Aim of the task
In the records below, some lines contain the word "summary". Copy each of them.

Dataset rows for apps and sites
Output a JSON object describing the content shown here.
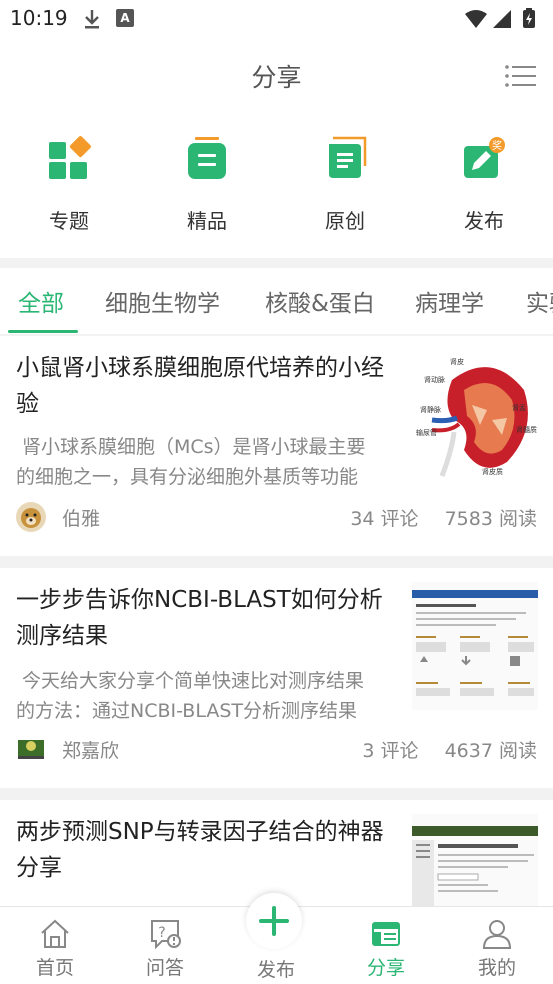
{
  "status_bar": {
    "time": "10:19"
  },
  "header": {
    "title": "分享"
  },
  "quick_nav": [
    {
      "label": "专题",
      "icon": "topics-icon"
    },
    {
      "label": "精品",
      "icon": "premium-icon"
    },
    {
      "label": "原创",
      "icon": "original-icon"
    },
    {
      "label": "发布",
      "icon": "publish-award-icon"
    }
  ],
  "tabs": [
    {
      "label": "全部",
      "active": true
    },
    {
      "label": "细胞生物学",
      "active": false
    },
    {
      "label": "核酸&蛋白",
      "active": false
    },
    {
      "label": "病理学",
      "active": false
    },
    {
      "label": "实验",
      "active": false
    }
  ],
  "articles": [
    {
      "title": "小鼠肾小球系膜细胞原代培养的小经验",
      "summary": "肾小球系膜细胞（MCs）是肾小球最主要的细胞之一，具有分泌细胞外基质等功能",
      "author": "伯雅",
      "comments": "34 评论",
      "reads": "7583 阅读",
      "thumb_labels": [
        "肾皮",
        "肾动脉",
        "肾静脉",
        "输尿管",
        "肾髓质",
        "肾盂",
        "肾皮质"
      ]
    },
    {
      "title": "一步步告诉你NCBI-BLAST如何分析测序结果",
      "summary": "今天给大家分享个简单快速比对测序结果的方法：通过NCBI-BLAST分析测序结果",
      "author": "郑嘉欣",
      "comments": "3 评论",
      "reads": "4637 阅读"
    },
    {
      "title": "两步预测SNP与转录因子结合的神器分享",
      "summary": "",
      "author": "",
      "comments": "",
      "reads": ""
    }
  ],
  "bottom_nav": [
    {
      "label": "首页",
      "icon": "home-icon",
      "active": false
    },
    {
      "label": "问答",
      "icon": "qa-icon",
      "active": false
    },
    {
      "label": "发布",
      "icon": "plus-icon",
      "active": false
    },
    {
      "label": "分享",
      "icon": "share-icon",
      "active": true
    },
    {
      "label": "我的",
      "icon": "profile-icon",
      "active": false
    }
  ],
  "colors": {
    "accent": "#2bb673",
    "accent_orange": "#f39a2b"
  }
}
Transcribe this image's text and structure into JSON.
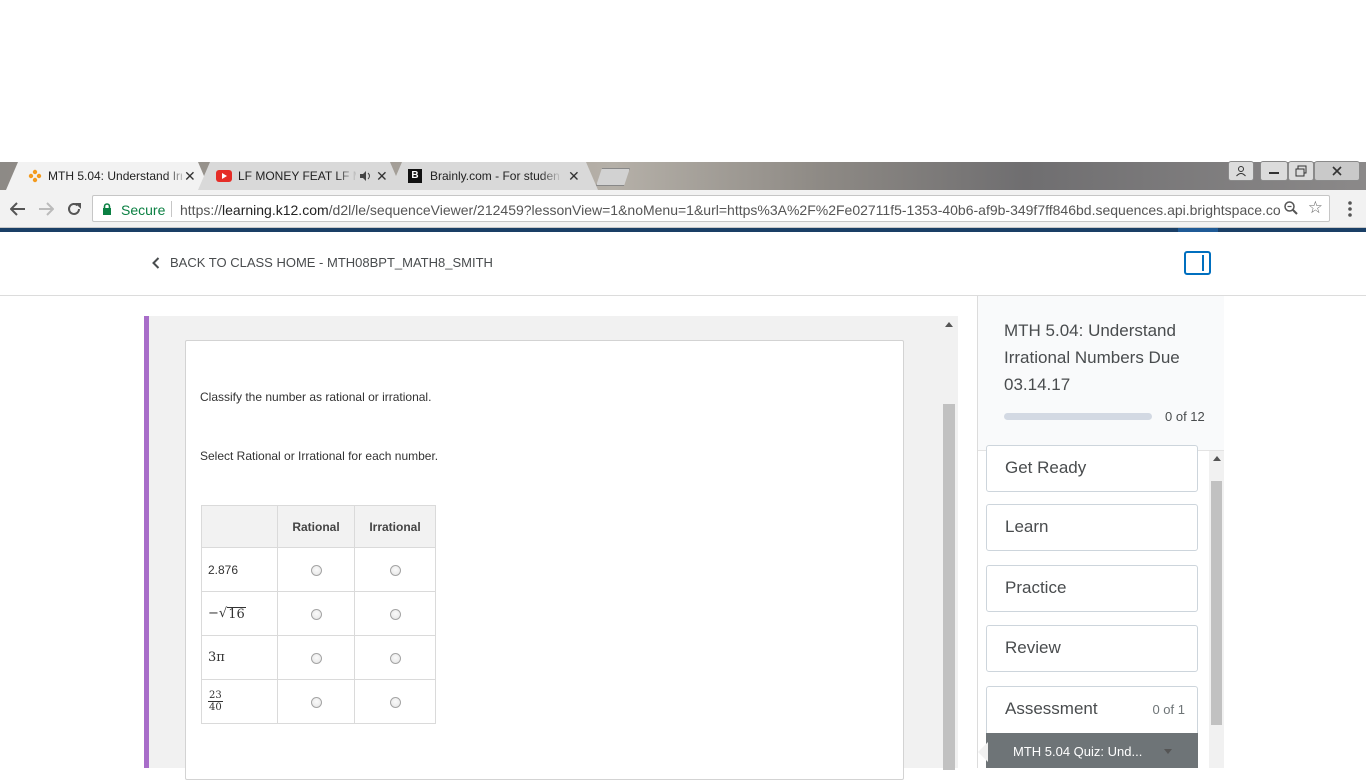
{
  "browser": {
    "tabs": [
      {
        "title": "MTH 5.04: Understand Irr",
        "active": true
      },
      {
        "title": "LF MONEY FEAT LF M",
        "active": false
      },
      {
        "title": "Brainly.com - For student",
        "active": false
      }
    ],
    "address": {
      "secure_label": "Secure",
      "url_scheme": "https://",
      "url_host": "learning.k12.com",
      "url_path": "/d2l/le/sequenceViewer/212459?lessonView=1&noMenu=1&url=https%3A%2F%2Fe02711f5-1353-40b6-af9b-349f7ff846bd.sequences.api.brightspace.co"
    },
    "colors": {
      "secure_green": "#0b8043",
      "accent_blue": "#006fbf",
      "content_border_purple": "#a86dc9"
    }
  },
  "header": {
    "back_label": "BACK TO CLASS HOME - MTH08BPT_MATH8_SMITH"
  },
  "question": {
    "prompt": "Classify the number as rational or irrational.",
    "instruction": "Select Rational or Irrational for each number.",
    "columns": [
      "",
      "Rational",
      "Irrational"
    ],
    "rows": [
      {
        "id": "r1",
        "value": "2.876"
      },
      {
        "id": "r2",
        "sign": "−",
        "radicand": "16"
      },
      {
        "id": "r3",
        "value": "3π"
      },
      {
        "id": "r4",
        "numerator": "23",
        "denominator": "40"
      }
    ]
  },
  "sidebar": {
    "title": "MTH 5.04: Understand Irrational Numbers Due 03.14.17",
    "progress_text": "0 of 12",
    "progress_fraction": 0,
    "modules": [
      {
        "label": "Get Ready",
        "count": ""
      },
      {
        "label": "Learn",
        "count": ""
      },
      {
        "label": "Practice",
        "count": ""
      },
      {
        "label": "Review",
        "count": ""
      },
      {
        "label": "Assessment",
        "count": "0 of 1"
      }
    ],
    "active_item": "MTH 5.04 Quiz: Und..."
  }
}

Your response
      "summary": "肾小球系膜细胞（MCs）是肾小球最主要的细胞之一，具有分泌细胞外基质等功能",
      "summary": "今天给大家分享个简单快速比对测序结果的方法：通过NCBI-BLAST分析测序结果",
      "summary": "",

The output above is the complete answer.